- House Speaker Nancy Pelosi unveiled a massive coronavirus relief bill Tuesday that calls for $3 trillion in aid.
- About $1 trillion of the money would go to states, cities and tribal governments struggling to combat COVID-19.
- The measure calls for another round of stimulus payments, offering $1,200 in aid to individuals and up to $6,000 per household.
- Around $200 billion would got to a "Heroes Fund," which would provide hazard pay to essential workers.
WASHINGTON, D.C. – Democrats in the House of Representatives have unveiled a proposal for another pandemic relief package to provide aid to Americans during the coronavirus crisis.
The massive package introduced by Speaker Nancy Pelosi on Tuesday would allocate more than $3 trillion to several different places, including to state governments and the bank accounts of citizens.
“The HEROES Act” calls for another round of stimulus payments. It would offer $1,200 in direct cash aid to individuals and up to $6,000 per household. The income thresholds are largely the same as the CARES Act.
Unlike the first round of payments approved by Congress in March, families could receive $1,200 per dependent, up to three dependents. Previously, parents were given $500 for each dependent. It also wouldn’t be limited to dependents under 17 and younger.
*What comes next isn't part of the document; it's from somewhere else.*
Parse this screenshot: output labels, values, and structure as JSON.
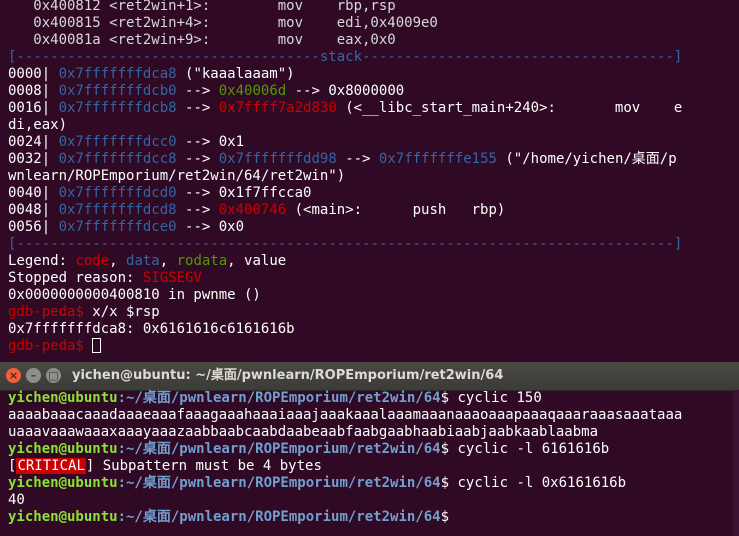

The measure would also extend $600-per-week unemployment benefits through January, for the millions who have filed for unemployment since the crisis began.
The bill would also provide nearly $1 trillion for states, cities and tribal governments to avert layoffs and there would be $75 billion more for virus testing, contact tracing and treatment.
Another $200 billion would be set aside for a "Heroes Fund" which would provide hazard pay for essential workers, such as front-line health care employees.
The package also includes a $25 billion bailout for the U.S. Postal Service. That’s not nearly as much as the USPS asked for from lawmakers last week. The agency requested $89 billion and said if Congress fails to act, the USPS could run out of money by September.
While much of the bill has to do with allocating funds, there are also previsions that aim to address the pandemic in other ways. One example: the bill calls for it to be mandatory for airline and public transit passengers to wears face masks.
A House vote on the legislation is expected Friday and will likely pass, with the Democrats controlling that chamber of Congress. However, in the Republican-dominated Senate, Majority Leader Mitch McConnell called the measure a grab bag of “pet priorities" for Democrats and doesn't deal with “reality.”
Th GOP is focused on providing liability protections for businesses that are deciding whether or not to open back up and ask employees to return to work. This would raise the threshold for virus-related malpractice lawsuits and provide legal protections for companies. This will likely be part of the bargaining with Democrats, who have rejected the idea. They argue protecting workers over businesses should be the priority.
While House Democrats could pass the bill this week, the Senate won't consider it until after the Memorial Day holiday.
Pelosi defended the bill’s stunning $3 trillion price tag in an interview with The Associated Press on Wednesday, saying it’s what’s needed to confront the “villainous virus” and economic collapse.
She acknowledged the proposal is a starting point in negotiations with President Donald Trump and Republicans.
“We have to address in a big way,” Pelosi said. “The American people are worth it.”